There will be several unannounced quizzes at the beginning of class. Quizzes are designed to test students' understanding of the material assigned in advance for that class (section or chapter in the textbook) or to reinforce material studied in previous lectures. When computing the student's final score, the lowest quiz score will be dropped. There are no make-up quizzes.


Optional books:


Attendance and basic etiquette

Students are required to attend, follow, and actively participate in all lectures and discussions. All lectures, discussions, and exams start at the stated time. Avoid being late coming to class, as this is very disruptive. Students are requested to refrain from using electronic devices (laptops, cell phones, music players, etc.) during lectures, exams, and discussions. If, for some compelling reason, you need to be on call, be sure to put your cell phone in silent mode, and excuse yourself from the class if you need to take a call. Analogously, when coming to see the instructor or the TA, please turn your cell phone off.

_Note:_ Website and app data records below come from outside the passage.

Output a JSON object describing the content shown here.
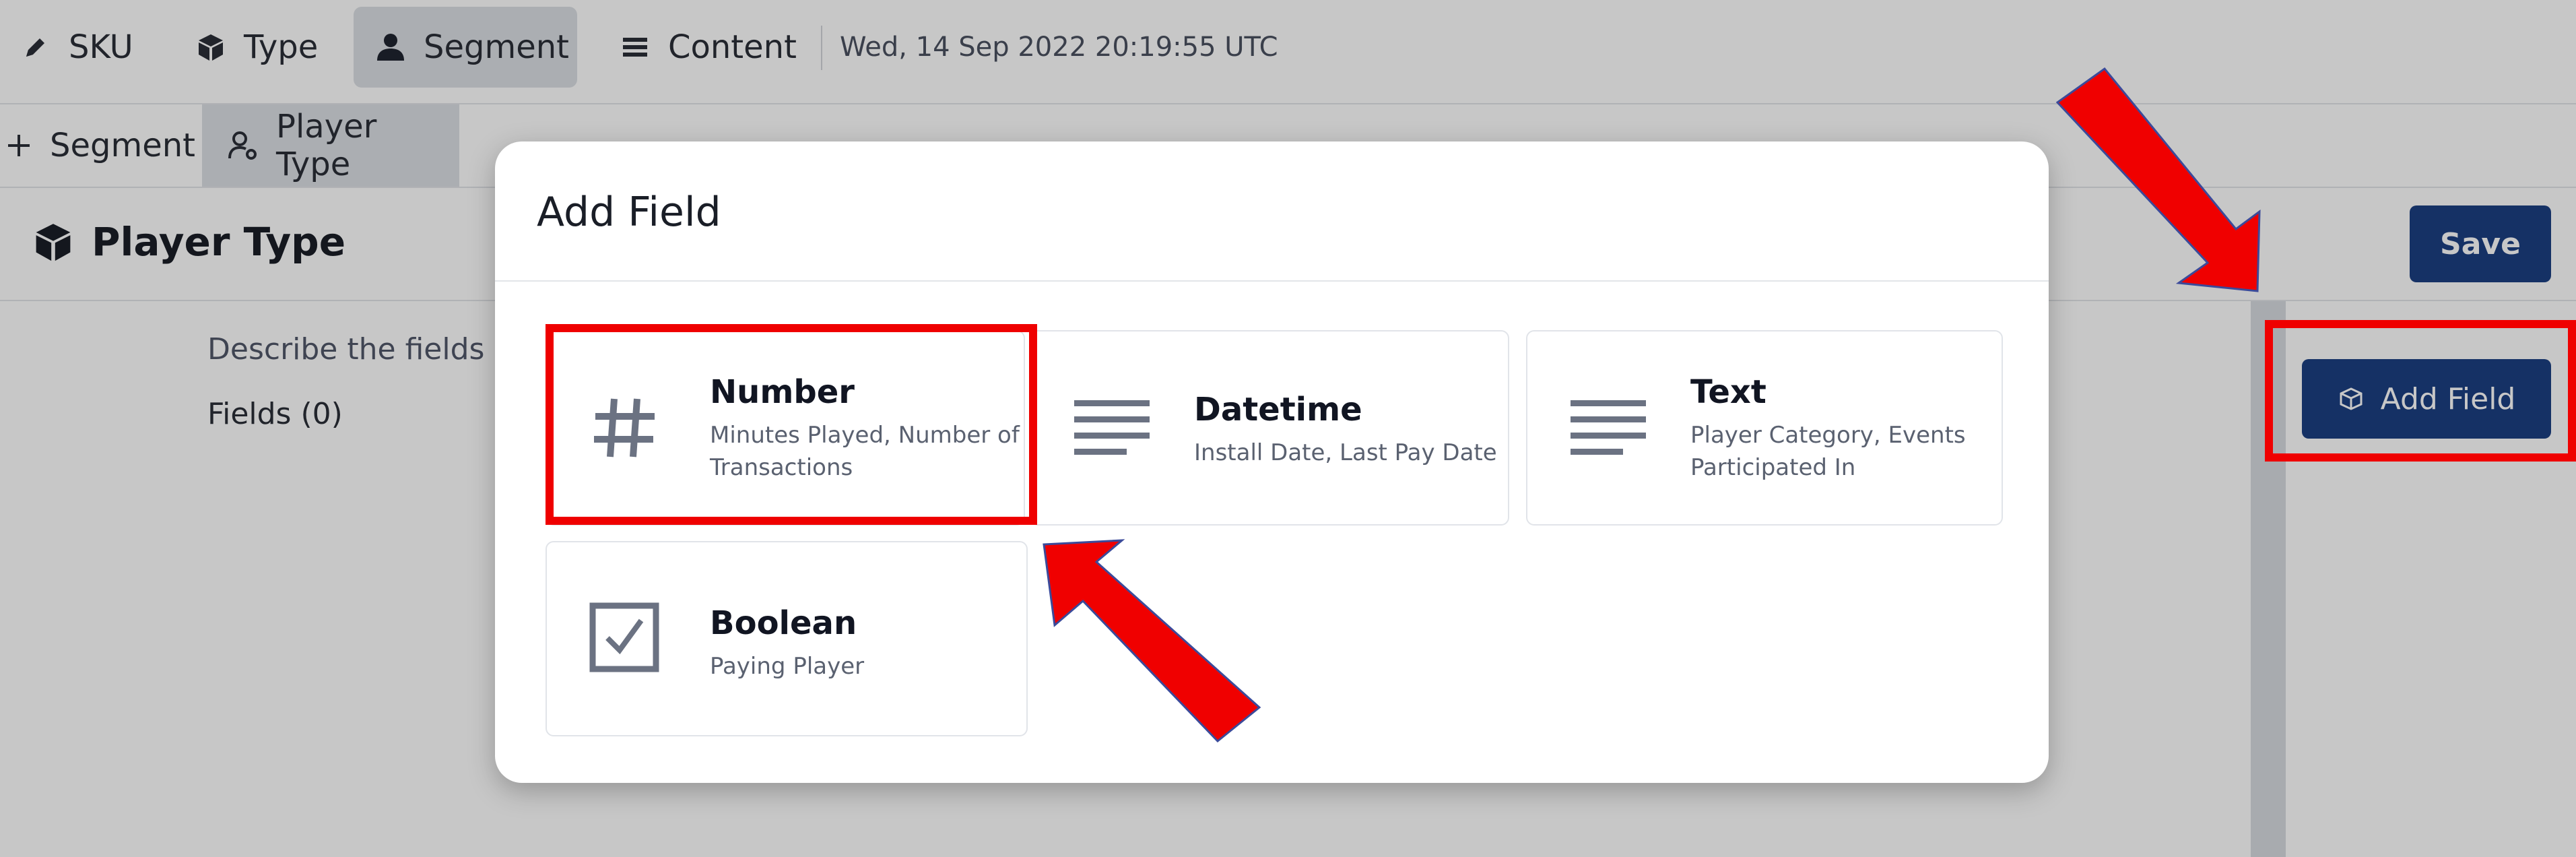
{
  "nav": {
    "tabs": [
      {
        "label": "SKU",
        "icon": "pencil-icon"
      },
      {
        "label": "Type",
        "icon": "cube-icon"
      },
      {
        "label": "Segment",
        "icon": "person-icon",
        "active": true
      },
      {
        "label": "Content",
        "icon": "list-icon"
      }
    ],
    "timestamp": "Wed, 14 Sep 2022 20:19:55 UTC"
  },
  "subtabs": [
    {
      "label": "Segment",
      "icon": "plus-icon"
    },
    {
      "label": "Player Type",
      "icon": "person-gear-icon",
      "active": true
    }
  ],
  "page": {
    "title": "Player Type",
    "save_label": "Save",
    "description": "Describe the fields o",
    "fields_count": "Fields (0)",
    "add_field_label": "Add Field"
  },
  "modal": {
    "title": "Add Field",
    "options": [
      {
        "name": "Number",
        "description": "Minutes Played, Number of Transactions",
        "desc_line1": "Minutes Played, Number of",
        "desc_line2": "Transactions",
        "icon": "hash-icon"
      },
      {
        "name": "Datetime",
        "description": "Install Date, Last Pay Date",
        "icon": "lines-icon"
      },
      {
        "name": "Text",
        "description": "Player Category, Events Participated In",
        "desc_line1": "Player Category, Events",
        "desc_line2": "Participated In",
        "icon": "lines-icon"
      },
      {
        "name": "Boolean",
        "description": "Paying Player",
        "icon": "checkbox-icon"
      }
    ]
  },
  "colors": {
    "primary_button": "#1c3f82",
    "annotation_red": "#ef0000",
    "active_tab_bg": "#dcdfe5"
  }
}
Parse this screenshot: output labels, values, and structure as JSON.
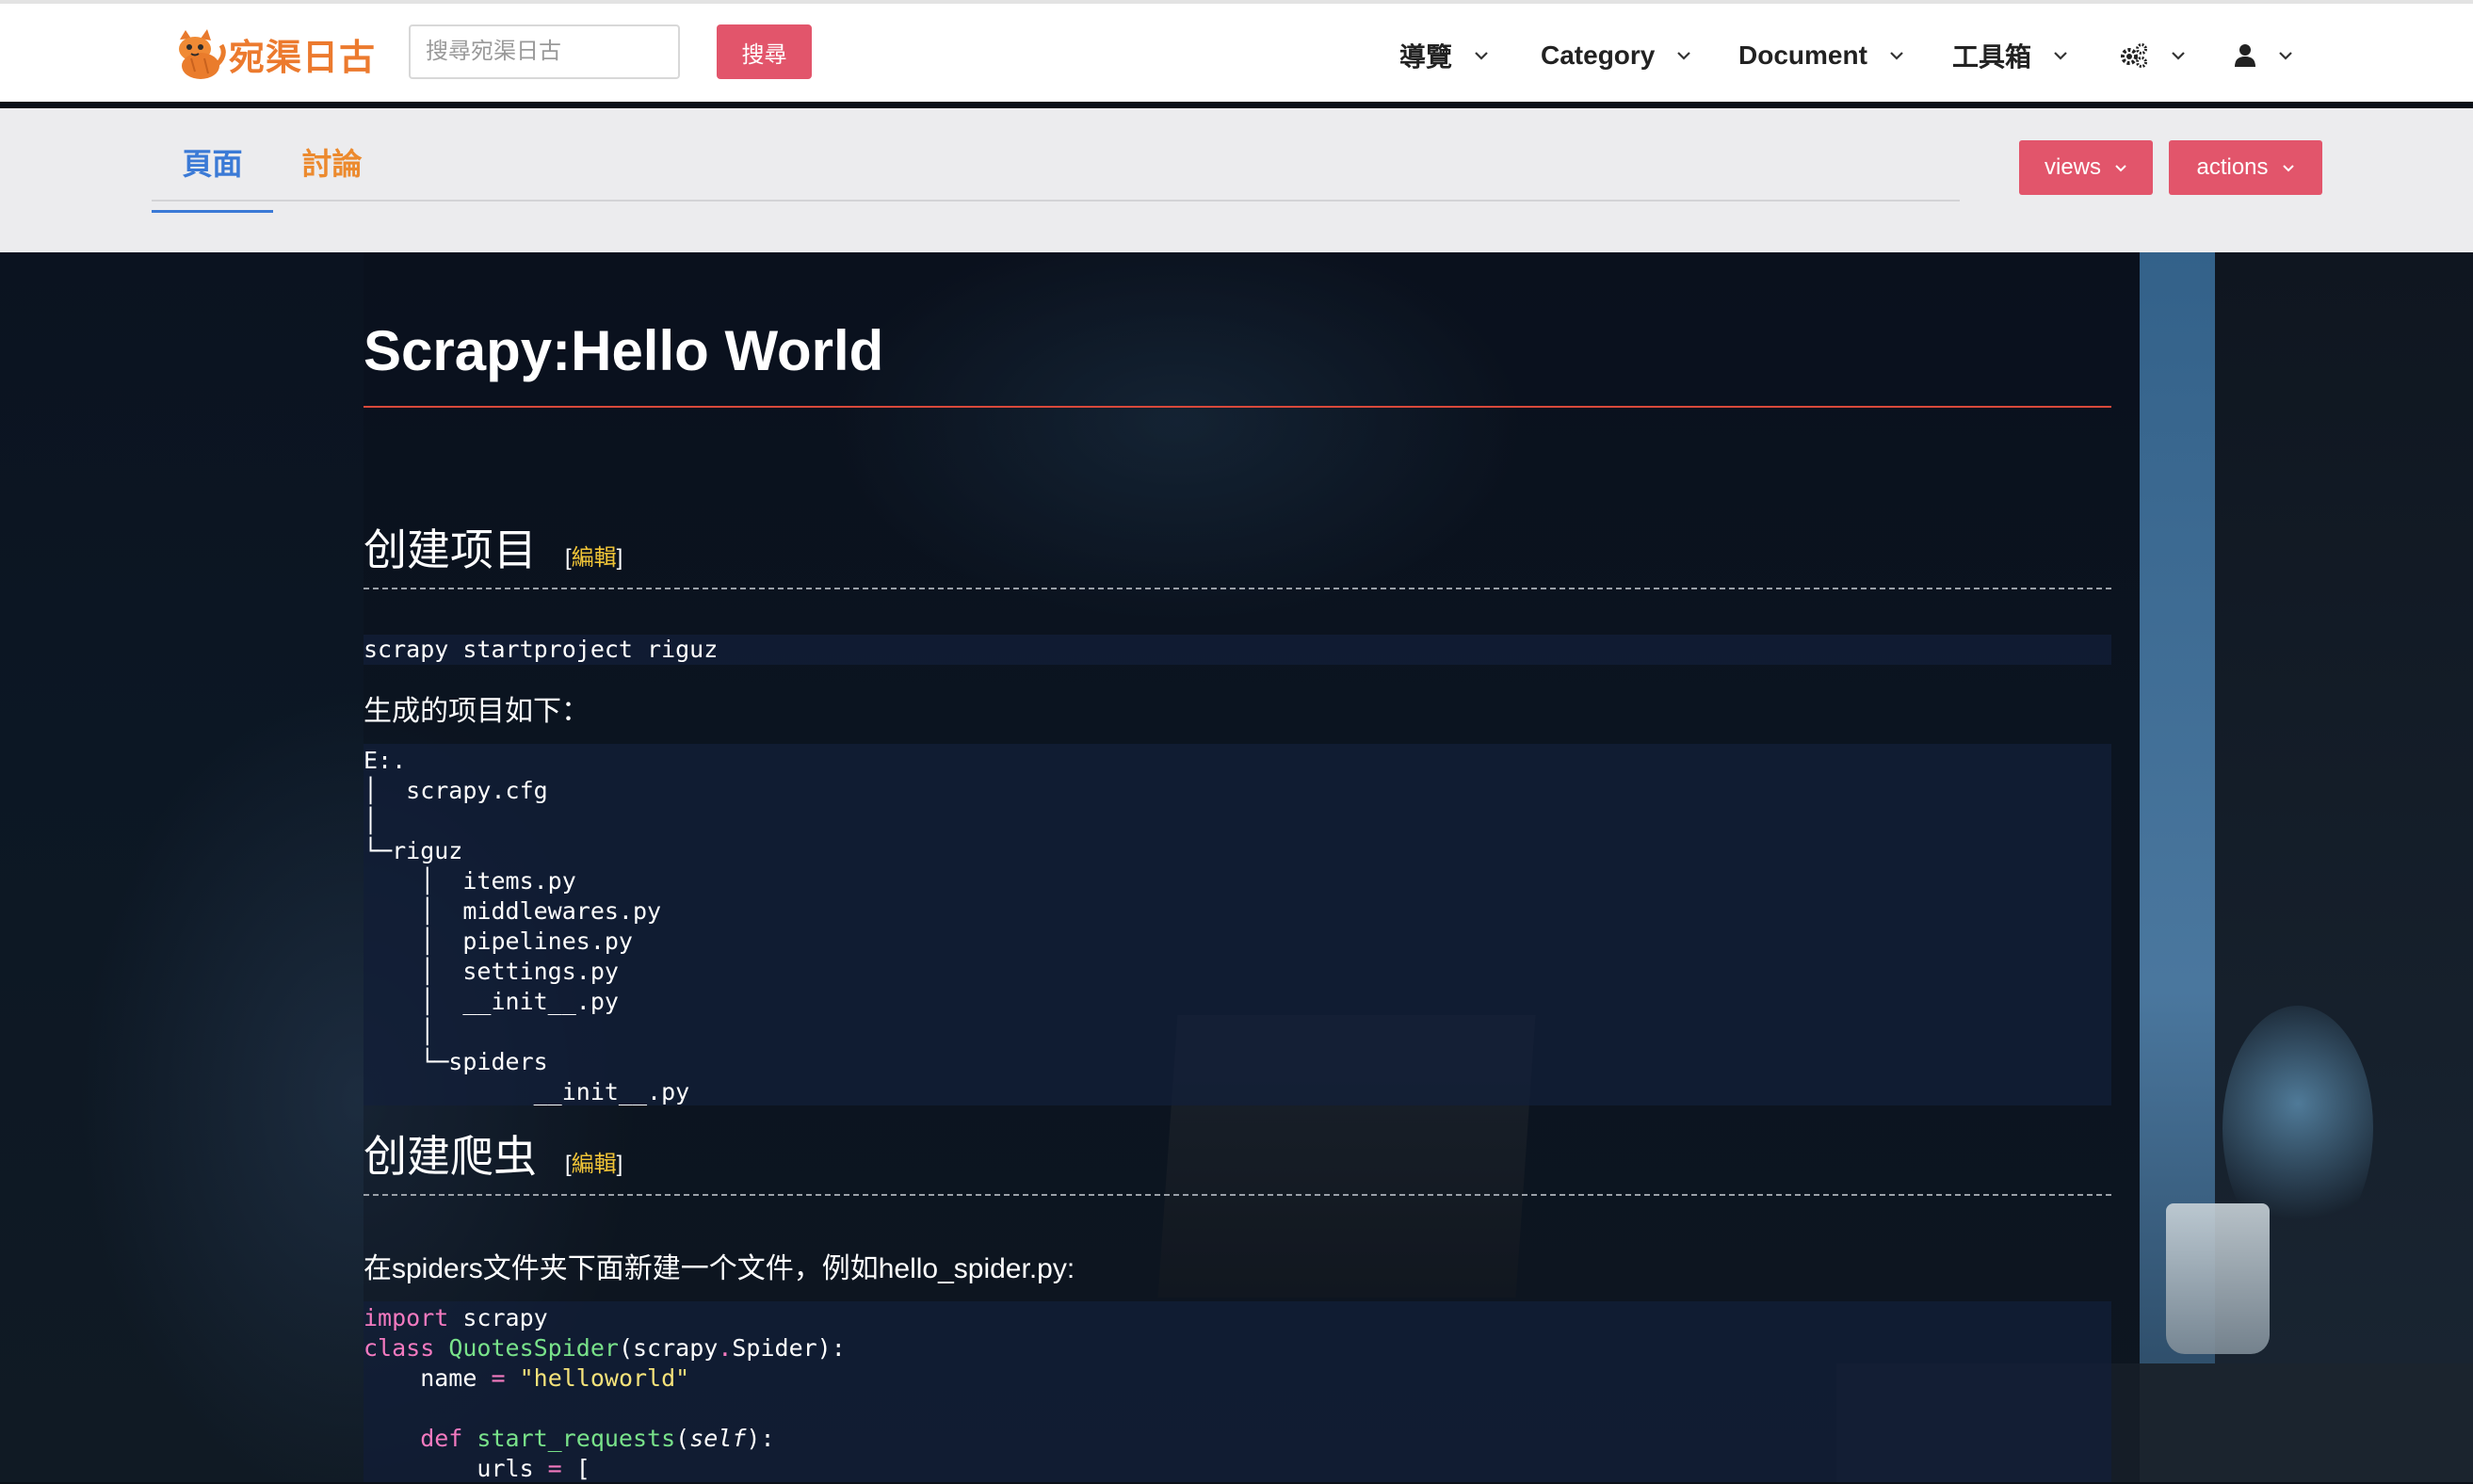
{
  "header": {
    "logo_text": "宛渠日古",
    "search_placeholder": "搜尋宛渠日古",
    "search_button": "搜尋",
    "nav": {
      "guide": "導覽",
      "category": "Category",
      "document": "Document",
      "tools": "工具箱",
      "settings_icon": "gears-icon",
      "user_icon": "user-icon"
    }
  },
  "subnav": {
    "tab_page": "頁面",
    "tab_discussion": "討論",
    "views_button": "views",
    "actions_button": "actions"
  },
  "article": {
    "title": "Scrapy:Hello World",
    "section1": {
      "heading": "创建项目",
      "edit_open": "[",
      "edit_label": "編輯",
      "edit_close": "]",
      "command": "scrapy startproject riguz",
      "text": "生成的项目如下：",
      "tree": [
        "E:.",
        "│  scrapy.cfg",
        "│",
        "└─riguz",
        "    │  items.py",
        "    │  middlewares.py",
        "    │  pipelines.py",
        "    │  settings.py",
        "    │  __init__.py",
        "    │",
        "    └─spiders",
        "            __init__.py"
      ]
    },
    "section2": {
      "heading": "创建爬虫",
      "edit_open": "[",
      "edit_label": "編輯",
      "edit_close": "]",
      "text": "在spiders文件夹下面新建一个文件，例如hello_spider.py:",
      "code": {
        "l1_kw": "import",
        "l1_rest": " scrapy",
        "l2_kw": "class",
        "l2_cls": "QuotesSpider",
        "l2_a": "(scrapy",
        "l2_dot": ".",
        "l2_b": "Spider):",
        "l3_a": "    name ",
        "l3_op": "=",
        "l3_str": "\"helloworld\"",
        "l5_kw": "    def",
        "l5_fn": "start_requests",
        "l5_a": "(",
        "l5_self": "self",
        "l5_b": "):",
        "l6_a": "        urls ",
        "l6_op": "=",
        "l6_b": " ["
      }
    }
  }
}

In class examinations

Exams should test your understanding, not your memorization, of the material. Hence, you can use your textbook and your class notes during in-class exams. However, you must check with the instructor before consulting any additional references. No laptops, iPods, cell phones, pagers, or similar devices can be used during the duration of the exam. You must do at least somewhat well in these in-class exams in order to pass the course.

Make-up policy

No quiz make-ups. No midterm make-ups per se, but if for some good reason (e.g., illness), you can't take the midterm on the official date, your final will be comprehensive. You need advance permission from the instructor for this (i.e., prior to the midterm).

Academic Integrity

Academic integrity will be strictly enforced. Any violation or suspected violation of academic integrity will be dealt with according to the UCR discipline procedure. An excellent, detailed guide to what constitutes academic dishonesty and the procedure in case of academic integrity violations is available here.

What constitutes academic dishonesty?

In short: acts including but not limited to, cheating, fabrication, plagiarism, unauthorized collaboration, or facilitating any of the above.

What are the penalties and sanctions for academic dishonesty?

In short: if a student is found guilty of academic dishonesty, penalties range from receiving an F for the class and adding a record of violation to the student's file, up to dismissal from the University, depending on the severity of the infraction and the number of prior violations of the integrity code.

Ignorance is no excuse.

The above information is not designed to threaten or intimidate the student. Rather, it is presented to inform the individual of the consequences. The important thing to remember is that if there is any doubt in one's mind that an act is in violation of academic integrity guidelines, then the prudent response would be not to do the act. It is a simplistic approach, to be sure, but one that will benefit both the student and the university community as a whole.

Slides used in this course are based on material provided by the textbook authors.